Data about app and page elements
◇ ◇ ◇ ◇

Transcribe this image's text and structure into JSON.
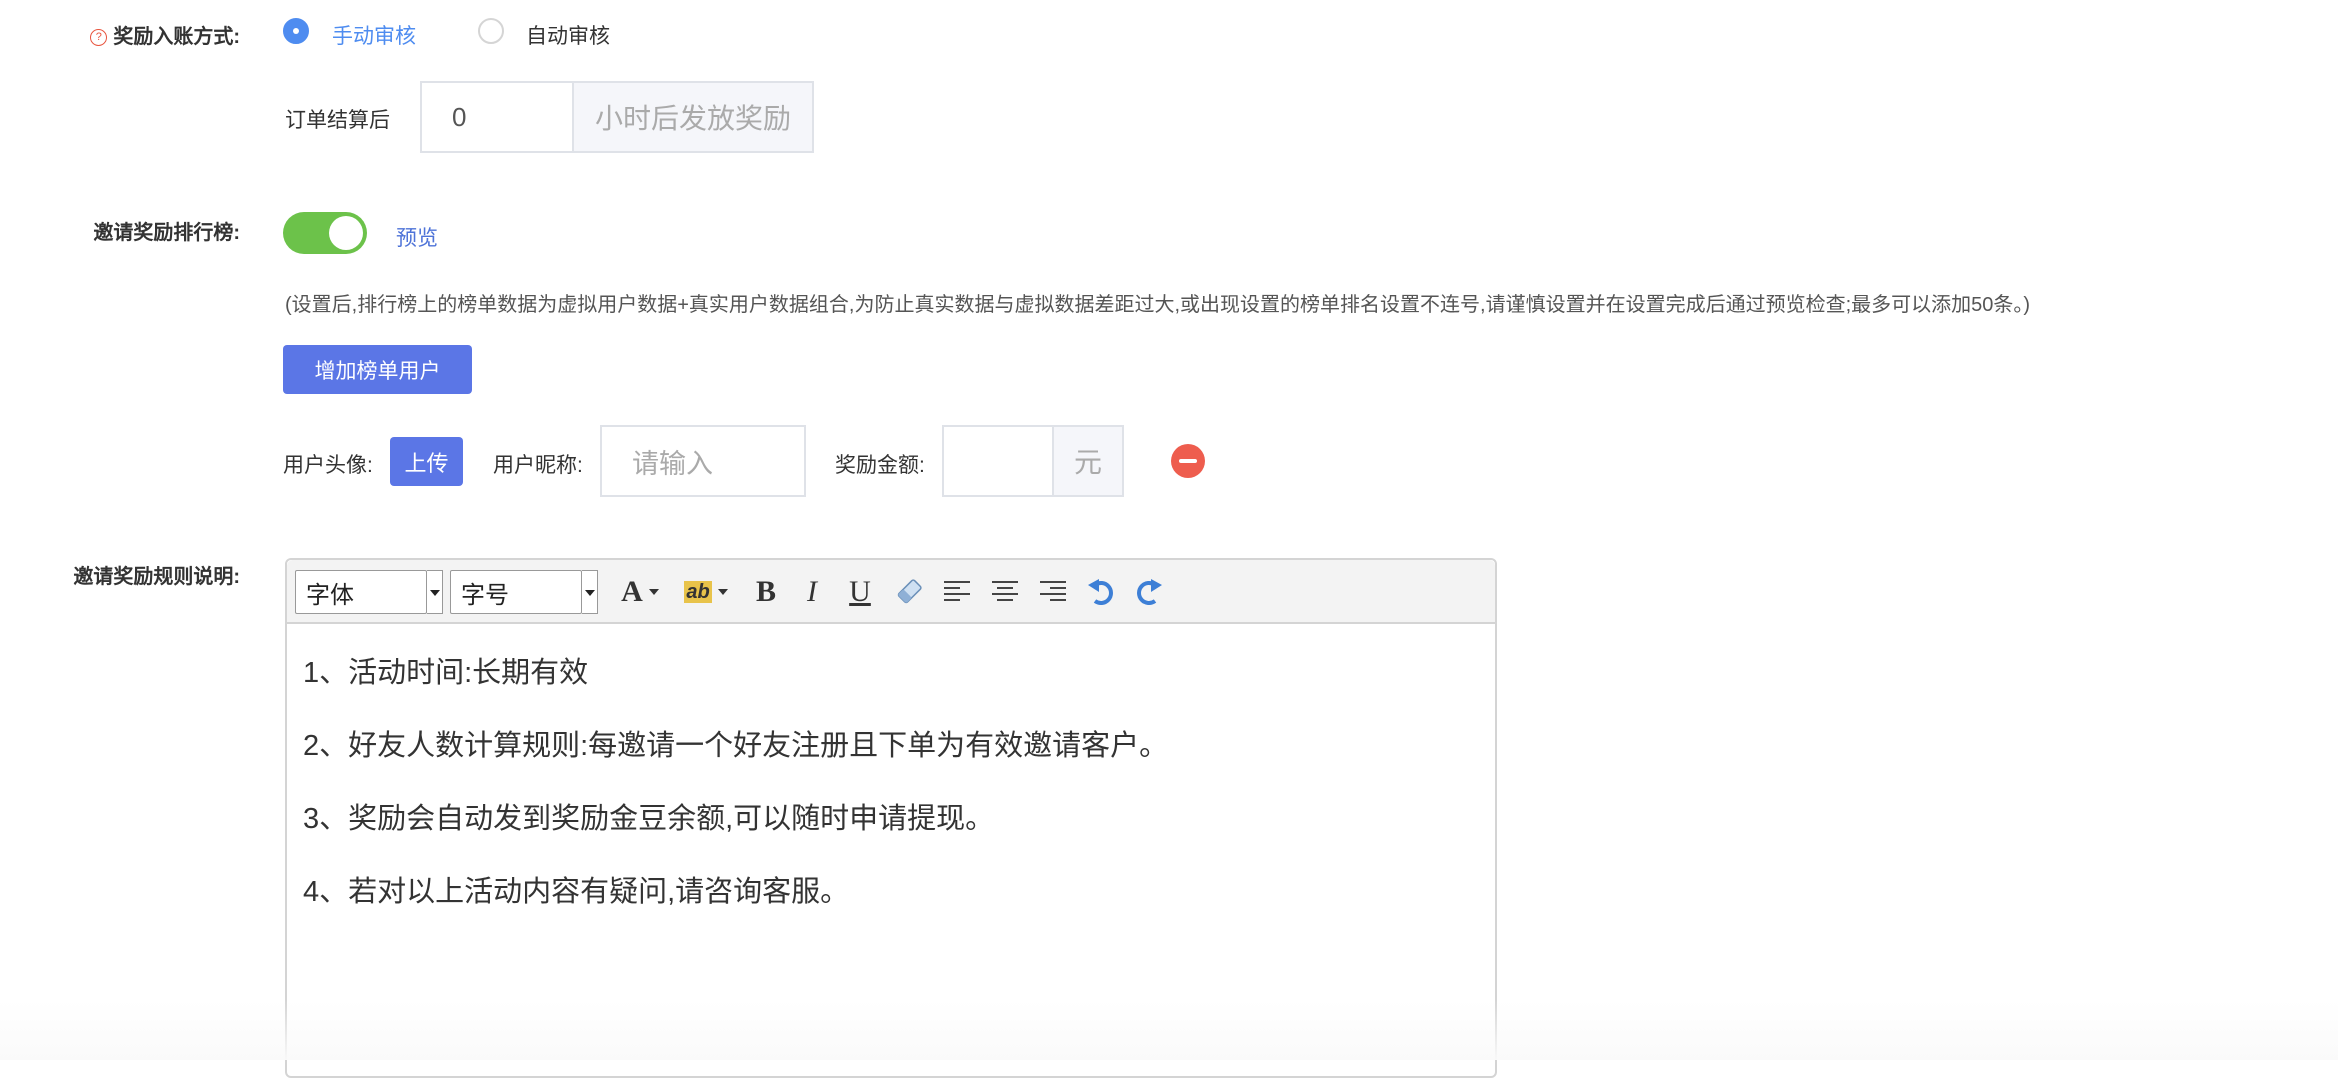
{
  "reward_method": {
    "label": "奖励入账方式:",
    "help_icon": "?",
    "options": [
      {
        "label": "手动审核",
        "selected": true
      },
      {
        "label": "自动审核",
        "selected": false
      }
    ]
  },
  "settlement": {
    "prefix": "订单结算后",
    "value": "0",
    "suffix": "小时后发放奖励"
  },
  "ranking": {
    "label": "邀请奖励排行榜:",
    "enabled": true,
    "preview_link": "预览",
    "note": "(设置后,排行榜上的榜单数据为虚拟用户数据+真实用户数据组合,为防止真实数据与虚拟数据差距过大,或出现设置的榜单排名设置不连号,请谨慎设置并在设置完成后通过预览检查;最多可以添加50条。)",
    "add_button": "增加榜单用户",
    "row": {
      "avatar_label": "用户头像:",
      "upload_button": "上传",
      "nickname_label": "用户昵称:",
      "nickname_placeholder": "请输入",
      "amount_label": "奖励金额:",
      "amount_unit": "元"
    }
  },
  "rules": {
    "label": "邀请奖励规则说明:",
    "toolbar": {
      "font_family": "字体",
      "font_size": "字号",
      "font_color_glyph": "A",
      "highlight_glyph": "ab",
      "bold_glyph": "B",
      "italic_glyph": "I",
      "underline_glyph": "U"
    },
    "content": [
      "1、活动时间:长期有效",
      "2、好友人数计算规则:每邀请一个好友注册且下单为有效邀请客户。",
      "3、奖励会自动发到奖励金豆余额,可以随时申请提现。",
      "4、若对以上活动内容有疑问,请咨询客服。"
    ]
  },
  "colors": {
    "primary": "#5b76e6",
    "radio_blue": "#4e8cf0",
    "switch_green": "#6cc24a",
    "danger": "#ee5d4e"
  }
}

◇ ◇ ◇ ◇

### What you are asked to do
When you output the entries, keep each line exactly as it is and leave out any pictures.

### Solution to the exercise
Transcribe this image's text and structure into JSON.
{
  "reward_method": {
    "label": "奖励入账方式:",
    "help_icon": "?",
    "options": [
      {
        "label": "手动审核",
        "selected": true
      },
      {
        "label": "自动审核",
        "selected": false
      }
    ]
  },
  "settlement": {
    "prefix": "订单结算后",
    "value": "0",
    "suffix": "小时后发放奖励"
  },
  "ranking": {
    "label": "邀请奖励排行榜:",
    "enabled": true,
    "preview_link": "预览",
    "note": "(设置后,排行榜上的榜单数据为虚拟用户数据+真实用户数据组合,为防止真实数据与虚拟数据差距过大,或出现设置的榜单排名设置不连号,请谨慎设置并在设置完成后通过预览检查;最多可以添加50条。)",
    "add_button": "增加榜单用户",
    "row": {
      "avatar_label": "用户头像:",
      "upload_button": "上传",
      "nickname_label": "用户昵称:",
      "nickname_placeholder": "请输入",
      "amount_label": "奖励金额:",
      "amount_unit": "元"
    }
  },
  "rules": {
    "label": "邀请奖励规则说明:",
    "toolbar": {
      "font_family": "字体",
      "font_size": "字号",
      "font_color_glyph": "A",
      "highlight_glyph": "ab",
      "bold_glyph": "B",
      "italic_glyph": "I",
      "underline_glyph": "U"
    },
    "content": [
      "1、活动时间:长期有效",
      "2、好友人数计算规则:每邀请一个好友注册且下单为有效邀请客户。",
      "3、奖励会自动发到奖励金豆余额,可以随时申请提现。",
      "4、若对以上活动内容有疑问,请咨询客服。"
    ]
  },
  "colors": {
    "primary": "#5b76e6",
    "radio_blue": "#4e8cf0",
    "switch_green": "#6cc24a",
    "danger": "#ee5d4e"
  }
}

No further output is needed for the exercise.